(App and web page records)
<<<<

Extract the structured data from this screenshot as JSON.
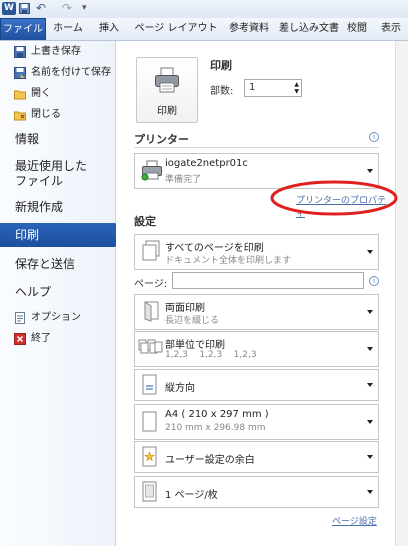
{
  "quick_access": {
    "app_icon_label": "W",
    "customize_label": "▾"
  },
  "ribbon": {
    "tabs": [
      "ファイル",
      "ホーム",
      "挿入",
      "ページ レイアウト",
      "参考資料",
      "差し込み文書",
      "校閲",
      "表示"
    ]
  },
  "backstage_nav": {
    "small_items_top": [
      {
        "label": "上書き保存",
        "icon": "save-icon"
      },
      {
        "label": "名前を付けて保存",
        "icon": "save-as-icon"
      },
      {
        "label": "開く",
        "icon": "open-folder-icon"
      },
      {
        "label": "閉じる",
        "icon": "close-folder-icon"
      }
    ],
    "big_items": [
      "情報",
      "最近使用した\nファイル",
      "新規作成",
      "印刷",
      "保存と送信",
      "ヘルプ"
    ],
    "selected": "印刷",
    "small_items_bottom": [
      {
        "label": "オプション",
        "icon": "options-icon"
      },
      {
        "label": "終了",
        "icon": "exit-icon"
      }
    ]
  },
  "print_panel": {
    "print_heading": "印刷",
    "print_button_label": "印刷",
    "copies_label": "部数:",
    "copies_value": "1",
    "printer_heading": "プリンター",
    "printer_name": "iogate2netpr01c",
    "printer_status": "準備完了",
    "printer_properties_link": "プリンターのプロパティ",
    "settings_heading": "設定",
    "pages_label": "ページ:",
    "pages_value": "",
    "settings": [
      {
        "title": "すべてのページを印刷",
        "subtitle": "ドキュメント全体を印刷します",
        "icon": "all-pages-icon"
      },
      {
        "title": "両面印刷",
        "subtitle": "長辺を綴じる",
        "icon": "duplex-icon"
      },
      {
        "title": "部単位で印刷",
        "subtitle": "1,2,3    1,2,3    1,2,3",
        "icon": "collate-icon"
      },
      {
        "title": "縦方向",
        "subtitle": "",
        "icon": "portrait-icon"
      },
      {
        "title": "A4 ( 210 x 297 mm )",
        "subtitle": "210 mm x 296.98 mm",
        "icon": "paper-size-icon"
      },
      {
        "title": "ユーザー設定の余白",
        "subtitle": "",
        "icon": "margins-icon"
      },
      {
        "title": "1 ページ/枚",
        "subtitle": "",
        "icon": "pages-per-sheet-icon"
      }
    ],
    "page_setup_link": "ページ設定"
  },
  "colors": {
    "accent": "#1f55a8",
    "annotation_circle": "#e0201c"
  }
}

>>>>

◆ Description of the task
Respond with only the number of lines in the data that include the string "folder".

◆ Solution
2